Publisher: Chicago Review Press
Publish Date: February 1, 2014
Source: I received a copy from the publisher; however, this did not affect my review.
Why You're Reading This Book:
- You're a non-fiction fan.
- You like adventure.
From Goodreads.com: "Women in Space profiles 23 pioneers, including Eileen Collins, the first woman to command the space shuttle; Peggy Whitson, who logged more than a year in orbit aboard the International Space Station; and Mae Jemison, the first African American woman in space; as well as astronauts from Japan, Canada, Italy, South Korea, France, and more. Readers will also learn about the Mercury 13, American women selected by NASA in the late 1950s to train for spaceflight. Though they matched and sometimes surpassed their male counterparts in performance, they were ultimately denied the opportunity to head out to the launching pad. Their story, and the stories of the pilots, physicists, and doctors who followed them, demonstrate the vital role women have played in the quest for scientific understanding."
My Two Cents:
"Women in Space" is another book in the fantastic Women in Action series. This is a non-fiction series geared for young adult readers and it is really fantastic. "Women in Space" is a collection of stories of the women who dared to go to the final frontier: space. I was drawn to this book by my own fascination with space and those people that were brave enough to explore it. I was not disappointed with this book at all.
When I was little, I wanted to be an astronaut and I grew up looking up to so many of these women. This was a great collection and although I knew about some of these women, there were many that I did not know about.
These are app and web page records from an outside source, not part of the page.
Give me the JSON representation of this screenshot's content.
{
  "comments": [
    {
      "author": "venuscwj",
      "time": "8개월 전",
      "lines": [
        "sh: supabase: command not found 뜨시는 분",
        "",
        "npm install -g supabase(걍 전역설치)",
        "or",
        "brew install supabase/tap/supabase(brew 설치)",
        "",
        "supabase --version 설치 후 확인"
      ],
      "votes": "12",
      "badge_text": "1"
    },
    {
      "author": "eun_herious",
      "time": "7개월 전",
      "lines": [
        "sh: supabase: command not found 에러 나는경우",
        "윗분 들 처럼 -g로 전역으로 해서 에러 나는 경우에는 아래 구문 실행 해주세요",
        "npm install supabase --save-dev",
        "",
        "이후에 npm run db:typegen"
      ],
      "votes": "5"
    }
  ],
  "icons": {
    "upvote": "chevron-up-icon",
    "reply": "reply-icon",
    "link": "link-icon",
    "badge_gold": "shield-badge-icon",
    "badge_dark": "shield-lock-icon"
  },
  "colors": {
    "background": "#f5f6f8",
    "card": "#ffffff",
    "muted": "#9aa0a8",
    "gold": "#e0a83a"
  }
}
I love learning something new when I'm reading.
This book was well written and would be a great introduction for young adult readers who want an overview of these truly amazing women. Each story is a short overview of a certain person or even group of people (did you know that there were women who trained for the Mercury flights??? I had no idea). The book covers both American women and women from other countries who traveled to space. This book definitely whetted my appetite to learn more about some of these women!
Overall, this is another great addition to this series!
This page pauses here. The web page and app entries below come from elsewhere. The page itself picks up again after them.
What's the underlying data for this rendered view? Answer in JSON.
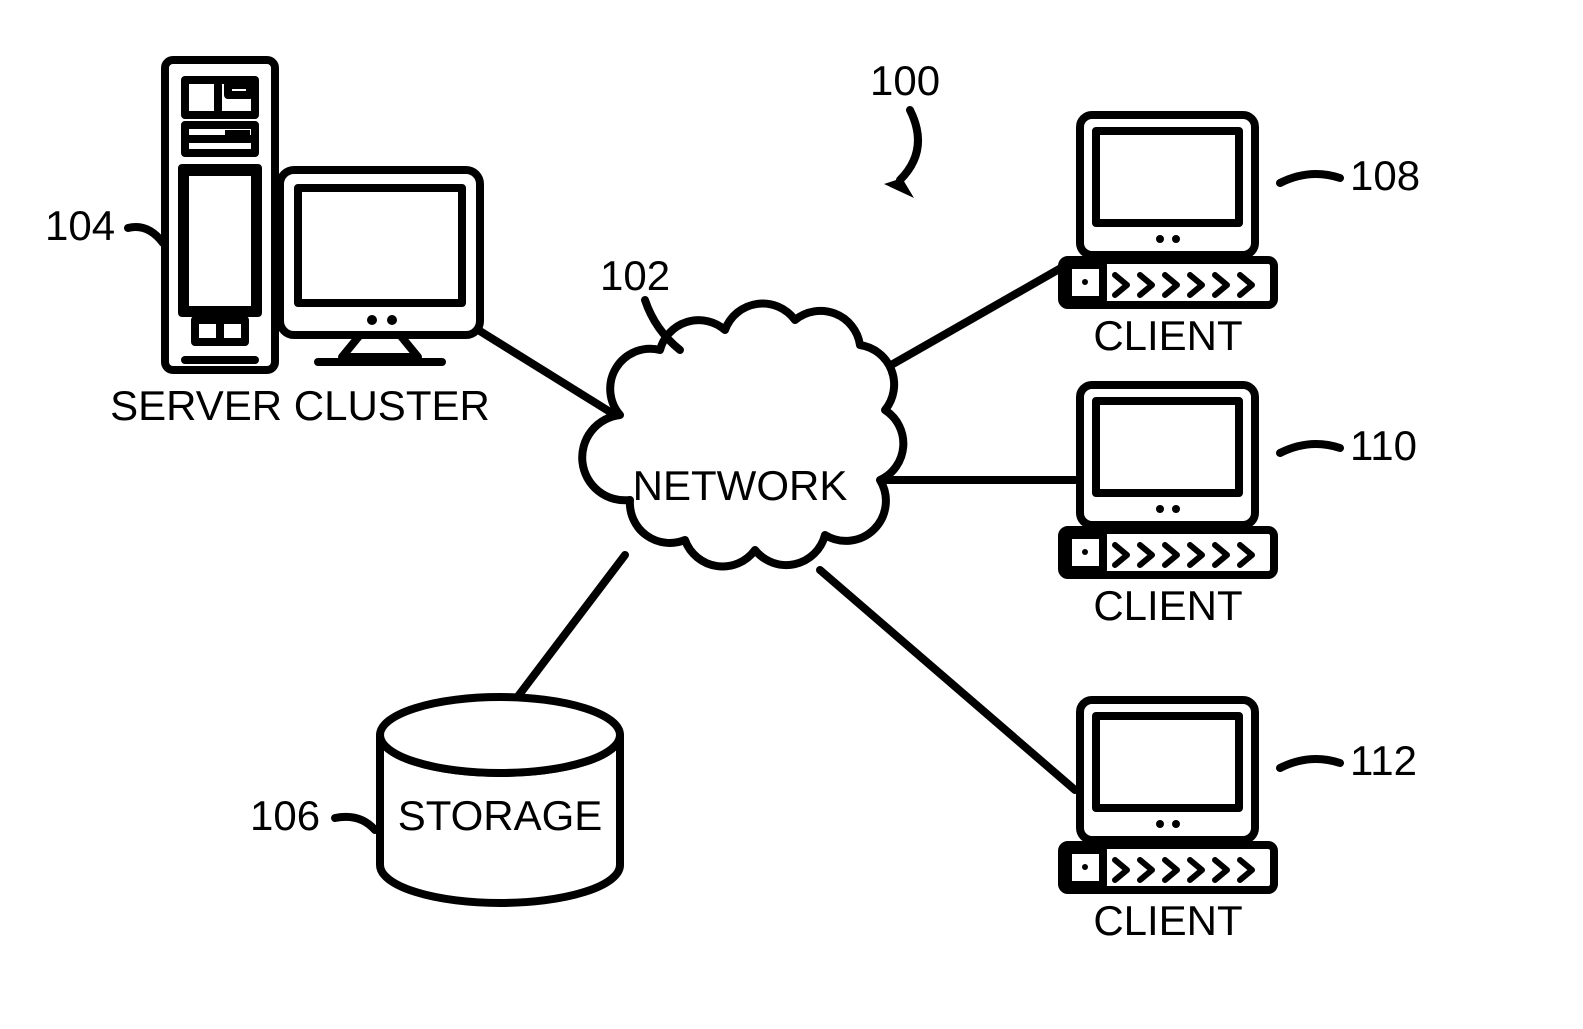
{
  "diagram": {
    "reference": "100",
    "network": {
      "label": "NETWORK",
      "ref": "102"
    },
    "server": {
      "label": "SERVER CLUSTER",
      "ref": "104"
    },
    "storage": {
      "label": "STORAGE",
      "ref": "106"
    },
    "clients": [
      {
        "label": "CLIENT",
        "ref": "108"
      },
      {
        "label": "CLIENT",
        "ref": "110"
      },
      {
        "label": "CLIENT",
        "ref": "112"
      }
    ]
  }
}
Thanks for this review! Like you, I wanted to be an astronaut when I grew up. I was told repeatedly "girls can't do that" so gave up my dream, but never my interest. I'm always happy when books come out that feature women doing remarkable things--there should be more books and more people should read them! BTW, I did a tribute to Sally Ride on my blog, after her untimely passing: http://faithljustice.wordpress.com/2012/07/25/sally-ride/ReplyDelete